I have very little fluid in my knee joints because of Sjogren's. Has anyone ever had their fluid replaced? My doc says it will just drain away again. I sure don't want to undergo painful injections if it doesn't work or if it's just going to last a week or so.

Help!

Replies

jltraw
jltraw

My husband had this treatment and it did NOTHING for him! From what I understand it either works or doesn't with no in between. I hope that if you decide to have this done you are one that it helps! It wasn't to bad pain wise, he was sore at the injection site for a few hours.
-Well Wishes
Jackie
deleted_user
deleted_user

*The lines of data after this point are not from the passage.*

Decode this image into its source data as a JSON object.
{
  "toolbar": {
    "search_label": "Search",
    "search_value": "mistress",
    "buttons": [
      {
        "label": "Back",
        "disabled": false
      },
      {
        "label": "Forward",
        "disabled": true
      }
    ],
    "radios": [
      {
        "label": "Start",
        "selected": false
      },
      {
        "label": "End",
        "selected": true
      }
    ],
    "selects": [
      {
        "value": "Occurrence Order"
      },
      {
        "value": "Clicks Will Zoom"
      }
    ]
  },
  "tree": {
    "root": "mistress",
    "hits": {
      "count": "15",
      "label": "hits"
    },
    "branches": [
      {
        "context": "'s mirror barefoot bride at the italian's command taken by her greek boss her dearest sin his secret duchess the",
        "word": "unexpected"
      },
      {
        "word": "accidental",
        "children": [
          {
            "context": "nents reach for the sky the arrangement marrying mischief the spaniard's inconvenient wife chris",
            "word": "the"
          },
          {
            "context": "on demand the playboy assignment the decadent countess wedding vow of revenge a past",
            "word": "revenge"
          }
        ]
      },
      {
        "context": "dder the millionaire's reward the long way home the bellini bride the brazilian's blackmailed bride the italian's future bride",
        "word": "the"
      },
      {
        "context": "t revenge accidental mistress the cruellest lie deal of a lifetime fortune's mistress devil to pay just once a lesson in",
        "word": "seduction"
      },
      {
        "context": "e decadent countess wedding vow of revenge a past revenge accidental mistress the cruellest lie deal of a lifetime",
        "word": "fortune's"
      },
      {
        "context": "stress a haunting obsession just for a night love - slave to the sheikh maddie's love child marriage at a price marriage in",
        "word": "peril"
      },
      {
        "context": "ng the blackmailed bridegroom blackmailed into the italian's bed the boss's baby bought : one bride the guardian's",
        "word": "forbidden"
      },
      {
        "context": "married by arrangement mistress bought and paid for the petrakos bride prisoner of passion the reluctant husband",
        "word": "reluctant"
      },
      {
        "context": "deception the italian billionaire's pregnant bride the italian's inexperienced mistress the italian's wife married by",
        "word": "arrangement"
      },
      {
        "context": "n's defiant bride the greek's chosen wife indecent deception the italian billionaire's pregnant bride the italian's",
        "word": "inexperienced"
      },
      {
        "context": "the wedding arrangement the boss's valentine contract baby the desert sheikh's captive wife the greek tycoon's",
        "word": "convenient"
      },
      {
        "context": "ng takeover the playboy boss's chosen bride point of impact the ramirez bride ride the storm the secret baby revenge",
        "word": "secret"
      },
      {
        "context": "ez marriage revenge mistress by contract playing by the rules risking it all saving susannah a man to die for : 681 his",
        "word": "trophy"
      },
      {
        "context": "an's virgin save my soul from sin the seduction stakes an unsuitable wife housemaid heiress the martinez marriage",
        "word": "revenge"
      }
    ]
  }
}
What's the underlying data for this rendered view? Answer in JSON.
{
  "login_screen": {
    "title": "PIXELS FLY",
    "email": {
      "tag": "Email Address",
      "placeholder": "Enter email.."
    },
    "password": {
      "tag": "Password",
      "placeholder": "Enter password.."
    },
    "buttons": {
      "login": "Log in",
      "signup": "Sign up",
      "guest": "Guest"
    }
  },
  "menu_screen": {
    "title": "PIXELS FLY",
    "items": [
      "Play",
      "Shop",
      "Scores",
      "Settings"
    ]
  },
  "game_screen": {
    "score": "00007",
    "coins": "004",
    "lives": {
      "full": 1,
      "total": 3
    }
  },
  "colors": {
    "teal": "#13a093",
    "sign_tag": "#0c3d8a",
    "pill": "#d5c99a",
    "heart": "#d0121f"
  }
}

Thanks, Jackie
Does he have Sjogren's? I'm sorry it didn't work for him. I know they use this treatment for people with Osteoarthritis, but I've never heard anyone say if it helps with Sjs or not.
Thanks again. - I hope he gets better.
deleted_user
deleted_user

Hello. About ten years before my dx of Sjogren's, I had two knee replacements. Before the knee replacements I tried the Synvisc for six months and had very little relief from it. My knees were bone-on-bone for almost five years prior to that, so it could have been they were just too far gone. Good luck and I hope it helps!
jltraw
jltraw

Nitrategal, No my husband has fibro but negative for Sjogren's, I was blessed with that special gift. He has had problems with his knees since an injury in Saudi while active duty, 2 surgeries on right and 3 on the left. He needs total replacements on both but they say he's to young (49) and won't do the replacements and tried this instead.
Tom59
Tom59

http://orthopedics.about.com/cs/treatment/a/synvisc.htm


Even if it doesn't work for pain it has inflammation properties that will protect he joint from further damage, supposedly.

"Does Synvisc actually help knee arthritis?
Numerous studies have investigated the effectiveness of Synvisc as a treatment for knee arthritis. Studies have ranged in their results from no benefit when compared to placebo injections, to significant pain relief for 6 months from the time of the injections. However, no clear understanding of how well Synvisc injections perform has emerged. Most orthopedic surgeons will agree that there is likely a temporary benefit of Synvisc injections, but in the long-term, additional treatments are likely to be necessary."